Glickman points out that soft, jelly-like toys are often less expensive than those made of silicone – the nonporous, sanitizable favorite. So if you’re new to The World of Vibrators and Dildos and feel uneasy investing in a silicone toy, save money by trying a plastic toy with a condom first. “If you decide it really isn’t for you, then you’ve only spent $30 instead of $80,” he says. “If you decide you really like it, you have the option of purchasing a body-safe silicone product later.”
Buy from a trusted company. Given the lack of regulation, hazy marketing terms and the fact that these items will likely, you know, go inside you, it’s important to buy from retailers that are “thoroughly interested in your pleasure and your health,” says Cavanah, who is also co-author of “Sex Toys 101” and “Moregasm: Babeland’s Guide to Mind-Blowing Sex.” Stores such as Babeland and San Francisco-based Good Vibrations are “missionary” in their intent, she says. “We want people to not only enjoy their sex lives, but also get rid of every inhibition they may have,” she says, “including, ‘What is this toy going to do to me?'”

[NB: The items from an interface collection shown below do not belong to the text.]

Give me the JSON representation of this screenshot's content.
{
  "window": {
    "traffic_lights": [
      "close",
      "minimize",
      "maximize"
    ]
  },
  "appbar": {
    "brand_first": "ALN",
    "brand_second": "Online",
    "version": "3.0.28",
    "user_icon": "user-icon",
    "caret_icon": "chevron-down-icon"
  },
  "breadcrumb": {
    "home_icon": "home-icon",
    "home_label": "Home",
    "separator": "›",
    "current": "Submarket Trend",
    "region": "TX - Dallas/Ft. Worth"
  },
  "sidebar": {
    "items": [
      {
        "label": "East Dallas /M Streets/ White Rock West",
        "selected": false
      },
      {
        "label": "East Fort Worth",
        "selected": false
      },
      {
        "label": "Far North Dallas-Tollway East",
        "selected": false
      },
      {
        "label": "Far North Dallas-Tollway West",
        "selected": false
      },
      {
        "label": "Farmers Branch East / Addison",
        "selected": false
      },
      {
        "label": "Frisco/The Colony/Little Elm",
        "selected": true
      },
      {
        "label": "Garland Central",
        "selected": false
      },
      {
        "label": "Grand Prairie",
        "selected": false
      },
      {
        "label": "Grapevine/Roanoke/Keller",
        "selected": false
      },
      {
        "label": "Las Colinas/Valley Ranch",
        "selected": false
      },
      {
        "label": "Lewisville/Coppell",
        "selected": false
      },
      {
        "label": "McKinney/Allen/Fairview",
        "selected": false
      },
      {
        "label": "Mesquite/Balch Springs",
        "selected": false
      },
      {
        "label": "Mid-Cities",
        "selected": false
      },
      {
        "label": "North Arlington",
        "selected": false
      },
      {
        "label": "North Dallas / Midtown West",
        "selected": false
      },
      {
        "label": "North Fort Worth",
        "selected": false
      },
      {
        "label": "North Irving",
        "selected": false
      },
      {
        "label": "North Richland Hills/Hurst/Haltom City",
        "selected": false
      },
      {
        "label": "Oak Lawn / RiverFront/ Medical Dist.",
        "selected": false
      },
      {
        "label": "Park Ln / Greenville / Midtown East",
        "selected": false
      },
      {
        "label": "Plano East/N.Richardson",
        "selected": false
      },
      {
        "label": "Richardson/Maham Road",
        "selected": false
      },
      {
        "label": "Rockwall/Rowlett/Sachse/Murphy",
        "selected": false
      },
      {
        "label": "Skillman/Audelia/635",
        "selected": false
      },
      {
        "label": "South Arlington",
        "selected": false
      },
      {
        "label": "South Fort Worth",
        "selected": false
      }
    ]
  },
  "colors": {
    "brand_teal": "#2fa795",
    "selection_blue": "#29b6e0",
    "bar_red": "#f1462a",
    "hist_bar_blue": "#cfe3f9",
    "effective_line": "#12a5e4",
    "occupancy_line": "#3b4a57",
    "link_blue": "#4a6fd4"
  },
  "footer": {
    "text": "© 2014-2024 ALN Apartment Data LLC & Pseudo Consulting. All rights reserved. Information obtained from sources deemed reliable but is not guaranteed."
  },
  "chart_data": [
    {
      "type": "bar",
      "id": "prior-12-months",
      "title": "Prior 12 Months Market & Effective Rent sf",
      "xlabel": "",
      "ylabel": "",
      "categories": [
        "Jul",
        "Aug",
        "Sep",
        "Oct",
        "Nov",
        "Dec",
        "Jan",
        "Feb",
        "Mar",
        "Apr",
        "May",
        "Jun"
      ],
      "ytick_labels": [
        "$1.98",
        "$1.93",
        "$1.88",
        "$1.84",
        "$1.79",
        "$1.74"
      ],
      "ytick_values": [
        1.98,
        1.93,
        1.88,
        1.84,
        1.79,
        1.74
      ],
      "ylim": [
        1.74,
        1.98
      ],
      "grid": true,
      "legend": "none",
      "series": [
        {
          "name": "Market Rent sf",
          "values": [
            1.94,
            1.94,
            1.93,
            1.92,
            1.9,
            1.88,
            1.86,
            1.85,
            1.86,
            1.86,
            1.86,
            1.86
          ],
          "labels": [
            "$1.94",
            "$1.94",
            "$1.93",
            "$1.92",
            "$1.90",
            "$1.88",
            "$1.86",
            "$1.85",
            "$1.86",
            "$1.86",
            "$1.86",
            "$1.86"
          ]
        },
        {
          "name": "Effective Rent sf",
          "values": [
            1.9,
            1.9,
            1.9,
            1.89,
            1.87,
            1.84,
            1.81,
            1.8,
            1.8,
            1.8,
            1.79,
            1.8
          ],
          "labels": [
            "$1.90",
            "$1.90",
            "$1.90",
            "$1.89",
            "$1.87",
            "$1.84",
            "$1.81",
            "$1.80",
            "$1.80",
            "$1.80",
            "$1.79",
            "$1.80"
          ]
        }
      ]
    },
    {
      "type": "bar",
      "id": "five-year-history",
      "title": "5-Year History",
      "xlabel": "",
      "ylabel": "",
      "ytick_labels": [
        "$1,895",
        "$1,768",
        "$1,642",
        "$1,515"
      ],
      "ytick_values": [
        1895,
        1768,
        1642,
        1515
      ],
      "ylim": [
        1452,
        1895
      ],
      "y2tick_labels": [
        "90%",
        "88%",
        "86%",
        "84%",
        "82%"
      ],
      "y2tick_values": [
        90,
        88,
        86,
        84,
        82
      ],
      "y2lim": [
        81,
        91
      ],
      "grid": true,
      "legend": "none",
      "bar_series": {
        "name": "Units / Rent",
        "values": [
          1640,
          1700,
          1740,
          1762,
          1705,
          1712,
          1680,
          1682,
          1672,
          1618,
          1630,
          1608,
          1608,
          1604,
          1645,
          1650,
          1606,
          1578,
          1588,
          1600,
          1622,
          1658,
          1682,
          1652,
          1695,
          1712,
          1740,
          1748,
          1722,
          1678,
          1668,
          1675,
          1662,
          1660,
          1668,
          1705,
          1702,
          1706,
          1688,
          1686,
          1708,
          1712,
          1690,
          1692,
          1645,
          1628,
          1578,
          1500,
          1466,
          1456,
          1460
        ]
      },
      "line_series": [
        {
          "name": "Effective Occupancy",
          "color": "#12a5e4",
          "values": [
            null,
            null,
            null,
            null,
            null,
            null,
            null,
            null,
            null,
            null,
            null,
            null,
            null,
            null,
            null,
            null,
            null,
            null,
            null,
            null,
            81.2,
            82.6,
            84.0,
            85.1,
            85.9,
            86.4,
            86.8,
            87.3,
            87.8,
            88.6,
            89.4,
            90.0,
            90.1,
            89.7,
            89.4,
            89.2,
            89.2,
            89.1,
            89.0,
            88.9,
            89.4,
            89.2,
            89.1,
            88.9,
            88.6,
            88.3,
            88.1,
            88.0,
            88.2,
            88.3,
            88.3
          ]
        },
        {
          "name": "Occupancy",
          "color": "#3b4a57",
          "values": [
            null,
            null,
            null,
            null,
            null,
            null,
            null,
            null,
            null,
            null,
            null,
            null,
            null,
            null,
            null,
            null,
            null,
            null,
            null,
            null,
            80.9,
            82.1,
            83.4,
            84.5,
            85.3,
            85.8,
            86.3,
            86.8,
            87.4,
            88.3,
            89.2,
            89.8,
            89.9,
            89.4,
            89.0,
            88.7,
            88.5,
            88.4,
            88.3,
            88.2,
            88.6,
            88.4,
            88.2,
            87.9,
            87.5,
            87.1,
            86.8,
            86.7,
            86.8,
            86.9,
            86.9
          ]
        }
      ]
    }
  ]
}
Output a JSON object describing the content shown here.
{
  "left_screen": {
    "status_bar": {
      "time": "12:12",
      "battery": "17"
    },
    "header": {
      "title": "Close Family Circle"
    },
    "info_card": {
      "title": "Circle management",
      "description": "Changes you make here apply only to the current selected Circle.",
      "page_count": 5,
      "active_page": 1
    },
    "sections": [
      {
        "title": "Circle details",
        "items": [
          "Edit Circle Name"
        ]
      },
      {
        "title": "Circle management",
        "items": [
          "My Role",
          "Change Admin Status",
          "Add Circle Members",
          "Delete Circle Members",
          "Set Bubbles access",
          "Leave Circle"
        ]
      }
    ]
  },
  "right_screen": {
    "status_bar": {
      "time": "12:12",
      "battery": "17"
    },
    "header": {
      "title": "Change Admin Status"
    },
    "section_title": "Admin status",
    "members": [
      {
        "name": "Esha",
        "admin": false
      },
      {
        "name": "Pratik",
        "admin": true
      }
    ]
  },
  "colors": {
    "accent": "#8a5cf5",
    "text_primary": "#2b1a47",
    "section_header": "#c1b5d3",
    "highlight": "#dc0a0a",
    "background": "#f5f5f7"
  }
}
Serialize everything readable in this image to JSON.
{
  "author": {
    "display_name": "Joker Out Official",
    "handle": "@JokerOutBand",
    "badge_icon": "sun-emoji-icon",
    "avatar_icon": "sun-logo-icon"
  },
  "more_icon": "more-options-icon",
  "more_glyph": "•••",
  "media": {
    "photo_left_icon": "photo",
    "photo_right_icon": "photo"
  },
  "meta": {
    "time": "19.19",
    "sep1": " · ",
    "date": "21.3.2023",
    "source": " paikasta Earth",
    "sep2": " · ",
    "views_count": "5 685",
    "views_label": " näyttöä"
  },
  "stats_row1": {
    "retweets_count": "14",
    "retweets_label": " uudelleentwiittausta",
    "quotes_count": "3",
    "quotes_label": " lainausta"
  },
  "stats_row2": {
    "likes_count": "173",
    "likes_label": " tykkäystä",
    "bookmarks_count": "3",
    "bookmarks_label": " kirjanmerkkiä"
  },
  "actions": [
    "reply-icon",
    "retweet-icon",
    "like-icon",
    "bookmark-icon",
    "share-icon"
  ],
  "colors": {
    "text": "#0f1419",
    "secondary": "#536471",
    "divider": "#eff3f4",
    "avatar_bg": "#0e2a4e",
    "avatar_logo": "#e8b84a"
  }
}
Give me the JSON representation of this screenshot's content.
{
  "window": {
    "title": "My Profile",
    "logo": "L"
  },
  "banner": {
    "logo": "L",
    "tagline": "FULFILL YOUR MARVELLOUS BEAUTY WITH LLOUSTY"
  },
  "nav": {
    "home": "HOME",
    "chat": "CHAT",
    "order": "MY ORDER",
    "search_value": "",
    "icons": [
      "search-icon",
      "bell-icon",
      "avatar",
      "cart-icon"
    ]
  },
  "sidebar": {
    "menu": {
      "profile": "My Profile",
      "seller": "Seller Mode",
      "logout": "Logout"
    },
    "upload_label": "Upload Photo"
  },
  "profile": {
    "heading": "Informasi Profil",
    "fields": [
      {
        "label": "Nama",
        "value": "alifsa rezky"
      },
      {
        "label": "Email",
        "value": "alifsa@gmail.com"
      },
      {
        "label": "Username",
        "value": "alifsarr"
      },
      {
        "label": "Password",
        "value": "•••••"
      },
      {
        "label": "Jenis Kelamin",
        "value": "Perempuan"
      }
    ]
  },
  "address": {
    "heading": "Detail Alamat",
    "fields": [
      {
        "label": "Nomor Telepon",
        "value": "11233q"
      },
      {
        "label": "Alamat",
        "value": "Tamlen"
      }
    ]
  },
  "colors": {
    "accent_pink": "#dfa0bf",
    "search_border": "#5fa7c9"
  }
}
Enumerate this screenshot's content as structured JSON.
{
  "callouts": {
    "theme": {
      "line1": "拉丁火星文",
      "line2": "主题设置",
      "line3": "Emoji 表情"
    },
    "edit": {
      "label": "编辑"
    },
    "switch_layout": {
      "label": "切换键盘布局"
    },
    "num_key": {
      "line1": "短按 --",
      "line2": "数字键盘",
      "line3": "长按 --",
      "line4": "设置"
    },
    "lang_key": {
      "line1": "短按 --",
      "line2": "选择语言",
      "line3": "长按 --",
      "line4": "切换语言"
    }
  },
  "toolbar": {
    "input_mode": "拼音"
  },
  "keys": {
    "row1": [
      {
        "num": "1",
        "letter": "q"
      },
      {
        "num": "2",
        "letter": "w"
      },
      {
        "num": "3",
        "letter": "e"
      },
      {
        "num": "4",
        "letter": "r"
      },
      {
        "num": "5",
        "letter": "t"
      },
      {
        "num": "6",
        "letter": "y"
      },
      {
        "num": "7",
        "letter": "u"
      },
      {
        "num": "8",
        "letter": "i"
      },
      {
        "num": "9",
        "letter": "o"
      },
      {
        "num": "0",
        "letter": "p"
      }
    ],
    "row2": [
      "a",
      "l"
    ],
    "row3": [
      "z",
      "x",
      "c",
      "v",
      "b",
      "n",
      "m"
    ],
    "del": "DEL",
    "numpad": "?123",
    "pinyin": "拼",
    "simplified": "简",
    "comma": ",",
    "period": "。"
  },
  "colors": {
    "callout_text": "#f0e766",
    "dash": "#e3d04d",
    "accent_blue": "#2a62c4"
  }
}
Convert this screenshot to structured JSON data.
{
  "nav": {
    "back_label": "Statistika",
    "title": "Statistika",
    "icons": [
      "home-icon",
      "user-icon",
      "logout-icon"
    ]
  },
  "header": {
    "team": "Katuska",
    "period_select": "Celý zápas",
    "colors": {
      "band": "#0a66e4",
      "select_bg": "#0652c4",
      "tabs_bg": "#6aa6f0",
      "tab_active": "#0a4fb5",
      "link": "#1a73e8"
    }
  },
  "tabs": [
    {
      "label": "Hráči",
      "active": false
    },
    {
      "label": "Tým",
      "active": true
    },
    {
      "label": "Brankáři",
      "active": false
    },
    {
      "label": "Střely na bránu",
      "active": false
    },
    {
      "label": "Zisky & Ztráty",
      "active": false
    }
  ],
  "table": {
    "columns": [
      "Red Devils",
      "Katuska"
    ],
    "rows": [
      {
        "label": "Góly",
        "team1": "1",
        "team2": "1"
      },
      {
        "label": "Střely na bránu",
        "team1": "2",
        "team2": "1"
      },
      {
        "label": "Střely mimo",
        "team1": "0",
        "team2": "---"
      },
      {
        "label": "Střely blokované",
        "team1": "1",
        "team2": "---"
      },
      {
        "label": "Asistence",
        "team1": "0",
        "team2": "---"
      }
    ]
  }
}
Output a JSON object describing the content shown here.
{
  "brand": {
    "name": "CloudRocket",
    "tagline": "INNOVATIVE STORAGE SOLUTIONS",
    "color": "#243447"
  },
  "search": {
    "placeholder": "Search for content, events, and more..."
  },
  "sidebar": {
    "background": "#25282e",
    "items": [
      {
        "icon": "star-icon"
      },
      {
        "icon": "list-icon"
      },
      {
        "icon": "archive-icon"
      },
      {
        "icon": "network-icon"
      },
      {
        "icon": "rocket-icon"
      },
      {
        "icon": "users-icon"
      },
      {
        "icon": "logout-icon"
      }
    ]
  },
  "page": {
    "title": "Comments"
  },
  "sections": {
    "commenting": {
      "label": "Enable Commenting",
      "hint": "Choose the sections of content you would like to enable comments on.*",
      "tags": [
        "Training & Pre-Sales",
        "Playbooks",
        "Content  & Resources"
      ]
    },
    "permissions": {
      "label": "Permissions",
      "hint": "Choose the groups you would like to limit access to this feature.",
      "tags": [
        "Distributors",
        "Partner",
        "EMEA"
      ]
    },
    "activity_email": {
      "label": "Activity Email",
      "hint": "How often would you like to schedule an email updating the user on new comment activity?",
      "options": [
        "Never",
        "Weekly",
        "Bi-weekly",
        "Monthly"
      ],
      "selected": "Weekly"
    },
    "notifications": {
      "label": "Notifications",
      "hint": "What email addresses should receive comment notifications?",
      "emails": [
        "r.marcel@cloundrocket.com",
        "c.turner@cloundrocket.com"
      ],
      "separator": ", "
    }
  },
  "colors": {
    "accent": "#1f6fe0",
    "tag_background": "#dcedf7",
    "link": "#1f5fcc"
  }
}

A quality vendor will have researched and vetted the products for you, says Glickman, who adds She Bop and Sugar – based in Portland and Baltimore, respectively – to the list of reputable shops. One way to spot trustworthy sellers is by perusing their websites. “If you go to their site, they will tell you everything you need to know, because they want you to be happy with the toy,” Glickman says, citing cleaning and care instructions. “That’s the difference between shopping at those companies versus shopping at Amazon, where you don’t get any information.”
[Read: Vaginas and Vulvas 101.]
Share with care. “Toys are not just for the lonely – that’s a common misconception,” Cavanah says. “Couples are using them all the time to have orgasms for the first time, or to have more orgasms or bigger, harder, wilder ones, and there’s nothing wrong with bringing toys into your relationship and bedroom.” But even with harder, wilder orgasms at stake, it’s important to use some caution. Know the sexually transmitted disease status of the partner you’re sharing with, advises Debby Herbenick, co-director of Indiana University’s Center for Sexual Health Promotion. Cover toys with a condom before one person uses it, and then remove or replace the condom if a partner uses the toy, too.
Condoms are also important while using the same toy both anally and vaginally. Ideally, you’d have a dedicated toy for each part, but if not, “put a condom on a toy, and then when you take it out of one part – the anus or vagina – put a new condom on before going into the other part,” Herbenick says. “You don’t want to transfer bacteria from anus to vagina.”
Wash toys after every use.